Exercise directions:
Please state the number of lines in the listing that contain the word "name", and nothing else.

START Materials provided

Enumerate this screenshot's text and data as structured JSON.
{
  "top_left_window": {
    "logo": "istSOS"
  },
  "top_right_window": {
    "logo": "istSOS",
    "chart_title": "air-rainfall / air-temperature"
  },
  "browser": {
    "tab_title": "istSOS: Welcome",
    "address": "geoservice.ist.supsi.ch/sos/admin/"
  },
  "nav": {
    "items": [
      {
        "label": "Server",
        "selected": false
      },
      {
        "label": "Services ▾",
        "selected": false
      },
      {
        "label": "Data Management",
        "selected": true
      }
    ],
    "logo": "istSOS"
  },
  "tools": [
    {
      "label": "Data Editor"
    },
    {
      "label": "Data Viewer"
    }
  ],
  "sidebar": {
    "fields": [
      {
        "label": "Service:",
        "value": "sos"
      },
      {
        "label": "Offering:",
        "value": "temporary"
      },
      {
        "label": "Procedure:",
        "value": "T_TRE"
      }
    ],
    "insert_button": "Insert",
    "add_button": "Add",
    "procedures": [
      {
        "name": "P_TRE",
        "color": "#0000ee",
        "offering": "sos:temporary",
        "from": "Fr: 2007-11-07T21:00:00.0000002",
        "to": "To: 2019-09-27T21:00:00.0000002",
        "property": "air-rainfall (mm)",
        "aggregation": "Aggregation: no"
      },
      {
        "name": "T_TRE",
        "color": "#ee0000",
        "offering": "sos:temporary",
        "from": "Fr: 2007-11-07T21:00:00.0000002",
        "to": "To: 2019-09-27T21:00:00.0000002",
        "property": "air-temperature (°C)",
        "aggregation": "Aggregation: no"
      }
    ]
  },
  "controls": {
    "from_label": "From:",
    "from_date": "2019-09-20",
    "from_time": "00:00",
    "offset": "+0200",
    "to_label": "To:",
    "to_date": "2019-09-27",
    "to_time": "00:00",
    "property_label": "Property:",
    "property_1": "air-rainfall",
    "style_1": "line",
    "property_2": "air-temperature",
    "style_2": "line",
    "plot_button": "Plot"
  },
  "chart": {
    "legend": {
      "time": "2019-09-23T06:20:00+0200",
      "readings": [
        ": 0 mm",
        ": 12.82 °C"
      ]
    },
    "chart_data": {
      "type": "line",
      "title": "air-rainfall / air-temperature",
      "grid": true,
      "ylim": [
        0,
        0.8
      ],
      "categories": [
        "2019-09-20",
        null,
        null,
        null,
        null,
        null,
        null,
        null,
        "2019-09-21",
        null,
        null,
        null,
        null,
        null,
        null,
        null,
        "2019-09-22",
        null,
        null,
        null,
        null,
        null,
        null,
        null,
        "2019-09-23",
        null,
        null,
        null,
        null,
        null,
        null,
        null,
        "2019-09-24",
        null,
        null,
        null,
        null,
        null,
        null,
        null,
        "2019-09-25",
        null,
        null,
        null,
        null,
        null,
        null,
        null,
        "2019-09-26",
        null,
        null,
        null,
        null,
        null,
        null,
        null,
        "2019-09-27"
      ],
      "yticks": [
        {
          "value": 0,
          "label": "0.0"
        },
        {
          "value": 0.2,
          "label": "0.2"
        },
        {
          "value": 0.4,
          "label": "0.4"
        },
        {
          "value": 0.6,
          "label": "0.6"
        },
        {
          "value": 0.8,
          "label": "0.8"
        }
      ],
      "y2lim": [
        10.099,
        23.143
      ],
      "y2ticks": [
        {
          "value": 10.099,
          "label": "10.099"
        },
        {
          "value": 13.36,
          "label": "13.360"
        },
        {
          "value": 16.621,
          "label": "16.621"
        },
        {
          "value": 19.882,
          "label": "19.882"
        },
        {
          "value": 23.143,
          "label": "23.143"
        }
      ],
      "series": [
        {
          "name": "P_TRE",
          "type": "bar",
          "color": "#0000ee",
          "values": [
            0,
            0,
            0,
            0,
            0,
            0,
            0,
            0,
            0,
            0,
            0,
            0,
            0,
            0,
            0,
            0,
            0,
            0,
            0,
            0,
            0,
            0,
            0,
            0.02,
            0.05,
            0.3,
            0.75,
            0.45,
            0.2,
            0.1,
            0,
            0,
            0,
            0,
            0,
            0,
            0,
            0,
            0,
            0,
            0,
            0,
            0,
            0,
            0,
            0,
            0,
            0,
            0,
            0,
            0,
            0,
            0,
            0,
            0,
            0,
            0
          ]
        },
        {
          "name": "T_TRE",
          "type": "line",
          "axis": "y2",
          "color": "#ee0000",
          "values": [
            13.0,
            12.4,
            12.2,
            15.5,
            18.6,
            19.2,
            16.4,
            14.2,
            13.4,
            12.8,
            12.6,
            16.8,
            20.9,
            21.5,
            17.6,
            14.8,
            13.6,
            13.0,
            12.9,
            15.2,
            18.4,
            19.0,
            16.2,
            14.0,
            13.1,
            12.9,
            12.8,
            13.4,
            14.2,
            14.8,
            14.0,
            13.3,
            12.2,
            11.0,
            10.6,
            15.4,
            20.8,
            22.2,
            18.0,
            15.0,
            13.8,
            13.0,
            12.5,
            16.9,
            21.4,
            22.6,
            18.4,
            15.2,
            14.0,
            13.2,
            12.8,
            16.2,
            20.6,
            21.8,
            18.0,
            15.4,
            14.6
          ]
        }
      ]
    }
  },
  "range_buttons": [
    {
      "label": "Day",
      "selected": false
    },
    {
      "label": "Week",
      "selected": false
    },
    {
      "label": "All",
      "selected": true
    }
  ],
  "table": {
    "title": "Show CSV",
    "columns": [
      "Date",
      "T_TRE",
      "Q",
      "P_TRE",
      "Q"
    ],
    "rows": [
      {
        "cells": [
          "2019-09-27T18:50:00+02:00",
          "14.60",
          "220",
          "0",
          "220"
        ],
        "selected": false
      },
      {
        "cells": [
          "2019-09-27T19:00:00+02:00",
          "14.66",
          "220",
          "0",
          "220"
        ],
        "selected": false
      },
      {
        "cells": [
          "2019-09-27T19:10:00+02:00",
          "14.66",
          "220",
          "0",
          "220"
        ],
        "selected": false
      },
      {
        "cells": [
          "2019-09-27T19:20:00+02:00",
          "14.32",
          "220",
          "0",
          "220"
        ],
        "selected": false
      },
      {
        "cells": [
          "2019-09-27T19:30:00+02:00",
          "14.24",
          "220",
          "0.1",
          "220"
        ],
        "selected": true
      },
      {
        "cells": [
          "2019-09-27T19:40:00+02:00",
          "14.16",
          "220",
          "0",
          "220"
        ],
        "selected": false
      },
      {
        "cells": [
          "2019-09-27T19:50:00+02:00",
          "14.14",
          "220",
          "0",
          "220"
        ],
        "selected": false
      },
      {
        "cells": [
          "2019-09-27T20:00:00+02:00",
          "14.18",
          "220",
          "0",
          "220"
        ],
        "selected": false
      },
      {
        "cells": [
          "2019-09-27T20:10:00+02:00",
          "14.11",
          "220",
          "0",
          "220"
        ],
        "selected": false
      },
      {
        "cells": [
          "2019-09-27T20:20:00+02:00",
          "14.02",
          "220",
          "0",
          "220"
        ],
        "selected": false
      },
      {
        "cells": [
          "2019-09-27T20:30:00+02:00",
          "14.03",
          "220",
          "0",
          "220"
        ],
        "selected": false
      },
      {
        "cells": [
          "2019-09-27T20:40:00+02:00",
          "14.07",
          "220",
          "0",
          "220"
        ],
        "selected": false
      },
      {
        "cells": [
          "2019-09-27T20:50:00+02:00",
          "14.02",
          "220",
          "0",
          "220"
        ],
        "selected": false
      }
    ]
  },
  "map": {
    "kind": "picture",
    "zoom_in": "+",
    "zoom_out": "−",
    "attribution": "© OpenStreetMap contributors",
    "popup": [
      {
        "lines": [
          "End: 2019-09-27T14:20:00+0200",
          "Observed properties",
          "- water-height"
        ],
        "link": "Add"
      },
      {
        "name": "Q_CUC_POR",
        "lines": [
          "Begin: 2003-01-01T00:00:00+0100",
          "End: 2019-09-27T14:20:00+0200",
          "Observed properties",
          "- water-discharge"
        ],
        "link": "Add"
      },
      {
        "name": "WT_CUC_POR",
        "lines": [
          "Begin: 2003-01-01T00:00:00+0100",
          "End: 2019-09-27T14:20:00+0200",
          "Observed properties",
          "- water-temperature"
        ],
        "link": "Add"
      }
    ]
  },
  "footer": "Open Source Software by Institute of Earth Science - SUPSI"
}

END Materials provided

Solution to this task:
6